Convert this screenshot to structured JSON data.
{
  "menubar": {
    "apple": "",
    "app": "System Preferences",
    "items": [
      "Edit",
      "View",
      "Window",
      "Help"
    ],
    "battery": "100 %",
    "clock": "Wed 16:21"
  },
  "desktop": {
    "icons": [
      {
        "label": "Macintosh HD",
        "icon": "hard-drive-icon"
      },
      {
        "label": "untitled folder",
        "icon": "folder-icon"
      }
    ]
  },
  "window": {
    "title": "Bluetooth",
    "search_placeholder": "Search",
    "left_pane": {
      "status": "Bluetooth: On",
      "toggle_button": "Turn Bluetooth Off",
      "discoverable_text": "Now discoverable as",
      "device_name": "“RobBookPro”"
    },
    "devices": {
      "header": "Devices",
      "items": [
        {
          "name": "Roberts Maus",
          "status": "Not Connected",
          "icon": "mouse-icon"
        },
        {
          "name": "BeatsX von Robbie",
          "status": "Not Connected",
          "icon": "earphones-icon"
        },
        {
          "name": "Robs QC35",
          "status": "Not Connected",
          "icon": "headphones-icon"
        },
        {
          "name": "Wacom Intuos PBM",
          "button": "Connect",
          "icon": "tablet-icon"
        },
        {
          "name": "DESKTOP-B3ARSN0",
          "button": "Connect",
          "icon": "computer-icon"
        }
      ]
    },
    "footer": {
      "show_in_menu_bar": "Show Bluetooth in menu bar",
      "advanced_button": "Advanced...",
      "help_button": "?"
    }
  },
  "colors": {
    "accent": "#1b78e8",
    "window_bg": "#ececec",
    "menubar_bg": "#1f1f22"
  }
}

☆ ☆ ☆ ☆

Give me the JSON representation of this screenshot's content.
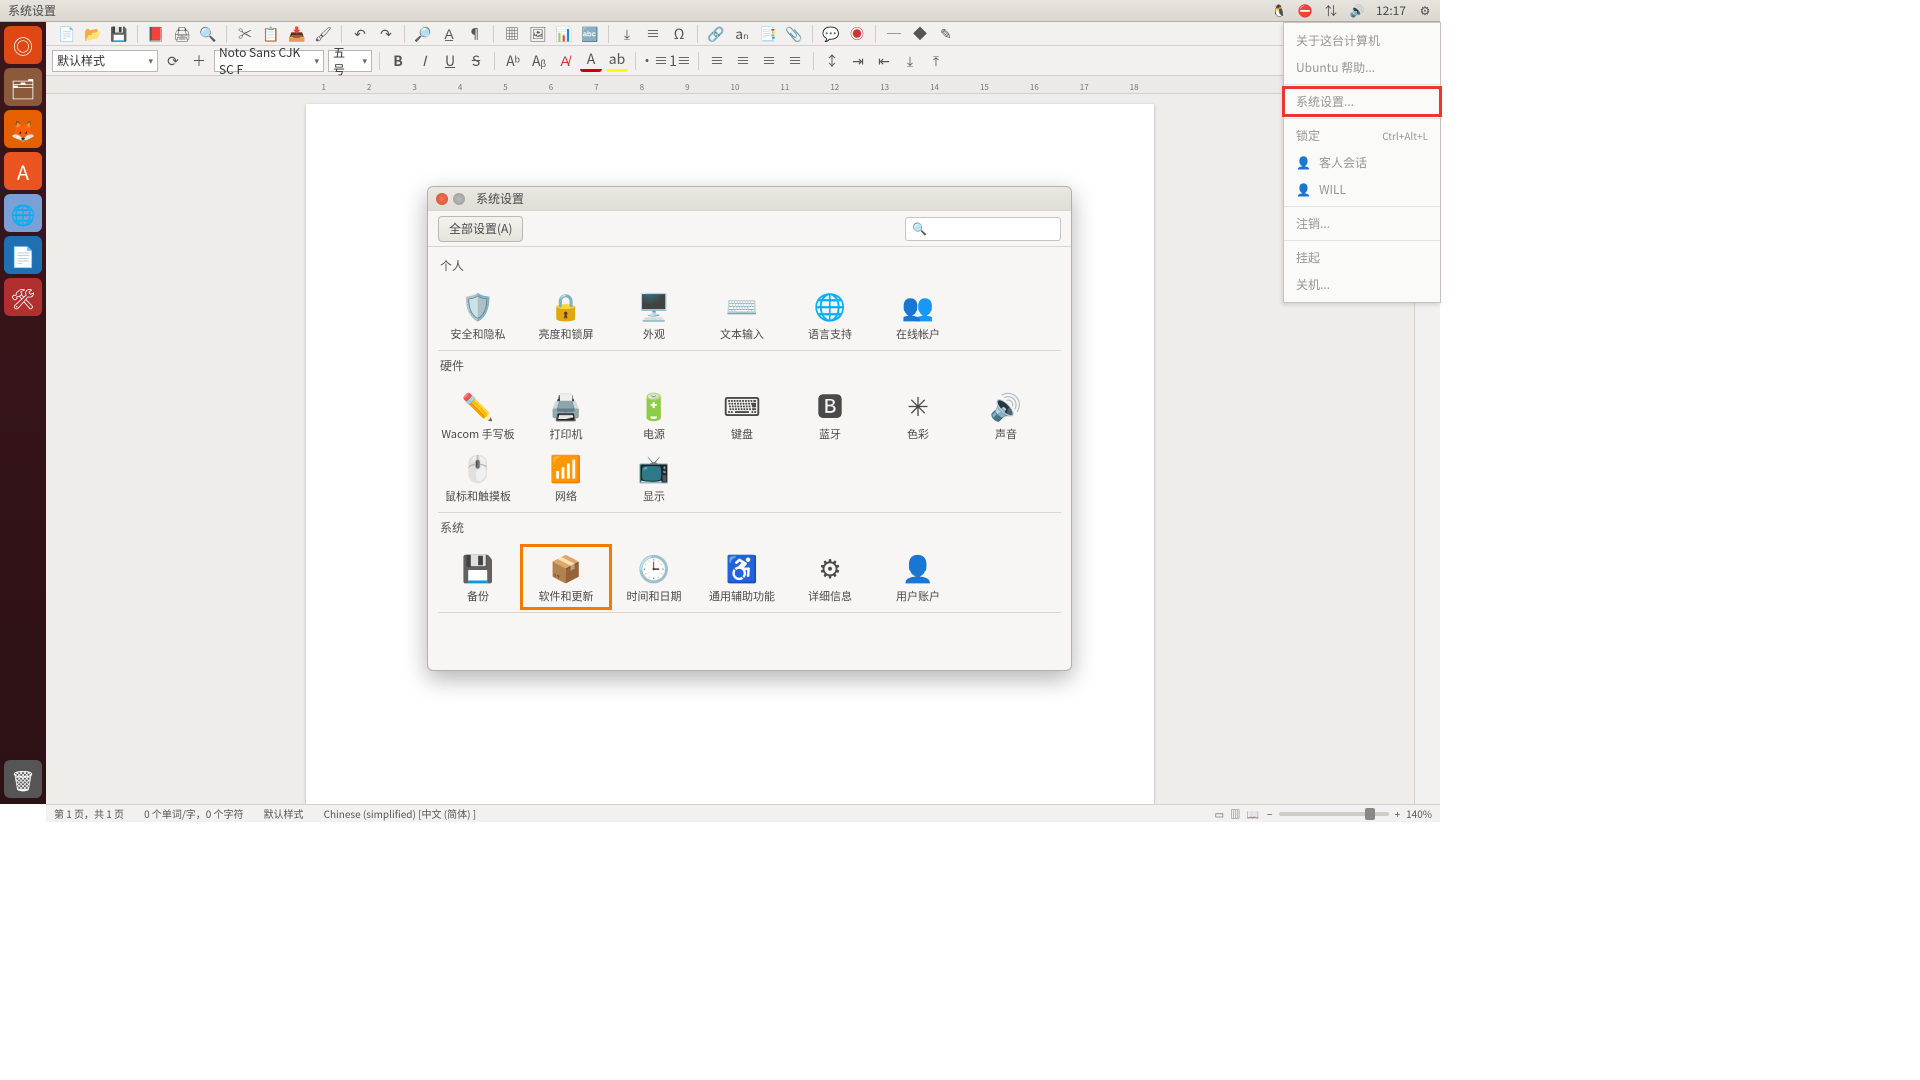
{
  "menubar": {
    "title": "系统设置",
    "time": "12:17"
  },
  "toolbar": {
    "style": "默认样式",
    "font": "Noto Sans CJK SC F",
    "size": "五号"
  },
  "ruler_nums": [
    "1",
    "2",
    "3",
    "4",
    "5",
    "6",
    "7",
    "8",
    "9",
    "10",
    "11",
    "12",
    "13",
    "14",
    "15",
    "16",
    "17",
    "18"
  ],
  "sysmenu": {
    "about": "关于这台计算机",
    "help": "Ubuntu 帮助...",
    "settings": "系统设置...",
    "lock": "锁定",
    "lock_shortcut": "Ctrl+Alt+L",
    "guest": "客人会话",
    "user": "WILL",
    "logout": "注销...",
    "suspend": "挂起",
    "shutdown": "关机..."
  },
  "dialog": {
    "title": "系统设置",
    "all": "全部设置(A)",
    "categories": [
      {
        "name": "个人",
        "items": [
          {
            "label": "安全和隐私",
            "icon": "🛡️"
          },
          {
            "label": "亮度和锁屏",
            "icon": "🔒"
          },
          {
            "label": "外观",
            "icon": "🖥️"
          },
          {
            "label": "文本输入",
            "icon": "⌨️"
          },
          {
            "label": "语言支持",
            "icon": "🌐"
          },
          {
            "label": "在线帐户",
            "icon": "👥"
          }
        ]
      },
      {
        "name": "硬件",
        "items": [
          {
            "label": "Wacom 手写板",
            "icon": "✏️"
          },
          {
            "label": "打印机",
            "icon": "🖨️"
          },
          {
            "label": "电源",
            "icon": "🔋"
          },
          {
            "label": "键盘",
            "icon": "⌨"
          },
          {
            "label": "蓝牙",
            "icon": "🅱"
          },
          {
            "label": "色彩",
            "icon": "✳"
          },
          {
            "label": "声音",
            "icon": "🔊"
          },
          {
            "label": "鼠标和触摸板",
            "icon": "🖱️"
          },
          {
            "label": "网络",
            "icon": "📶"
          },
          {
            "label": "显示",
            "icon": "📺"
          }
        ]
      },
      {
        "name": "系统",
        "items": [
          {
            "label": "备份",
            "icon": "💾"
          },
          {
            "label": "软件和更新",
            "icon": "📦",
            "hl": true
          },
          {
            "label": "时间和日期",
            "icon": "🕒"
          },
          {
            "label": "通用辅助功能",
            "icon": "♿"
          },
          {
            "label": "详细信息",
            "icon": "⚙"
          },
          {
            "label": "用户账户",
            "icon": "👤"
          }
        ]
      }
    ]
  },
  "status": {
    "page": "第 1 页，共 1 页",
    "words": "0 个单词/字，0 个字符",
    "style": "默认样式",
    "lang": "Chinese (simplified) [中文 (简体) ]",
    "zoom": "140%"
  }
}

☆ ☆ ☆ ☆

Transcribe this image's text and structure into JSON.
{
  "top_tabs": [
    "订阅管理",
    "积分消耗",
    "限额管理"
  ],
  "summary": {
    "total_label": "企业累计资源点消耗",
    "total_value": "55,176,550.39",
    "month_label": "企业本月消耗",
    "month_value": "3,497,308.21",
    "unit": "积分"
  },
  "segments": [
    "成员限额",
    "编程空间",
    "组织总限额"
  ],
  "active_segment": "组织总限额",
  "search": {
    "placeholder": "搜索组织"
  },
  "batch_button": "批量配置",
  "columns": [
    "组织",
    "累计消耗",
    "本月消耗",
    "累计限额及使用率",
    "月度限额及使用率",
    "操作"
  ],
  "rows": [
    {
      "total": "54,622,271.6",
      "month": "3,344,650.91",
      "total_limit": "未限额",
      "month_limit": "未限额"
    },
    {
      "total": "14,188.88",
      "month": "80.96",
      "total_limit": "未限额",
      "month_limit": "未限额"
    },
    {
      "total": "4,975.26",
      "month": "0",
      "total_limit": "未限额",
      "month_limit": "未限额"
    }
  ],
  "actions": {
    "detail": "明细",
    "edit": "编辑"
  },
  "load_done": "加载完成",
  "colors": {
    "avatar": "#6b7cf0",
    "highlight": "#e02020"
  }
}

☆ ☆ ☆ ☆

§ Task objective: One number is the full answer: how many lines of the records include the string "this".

§ Exercise output: 3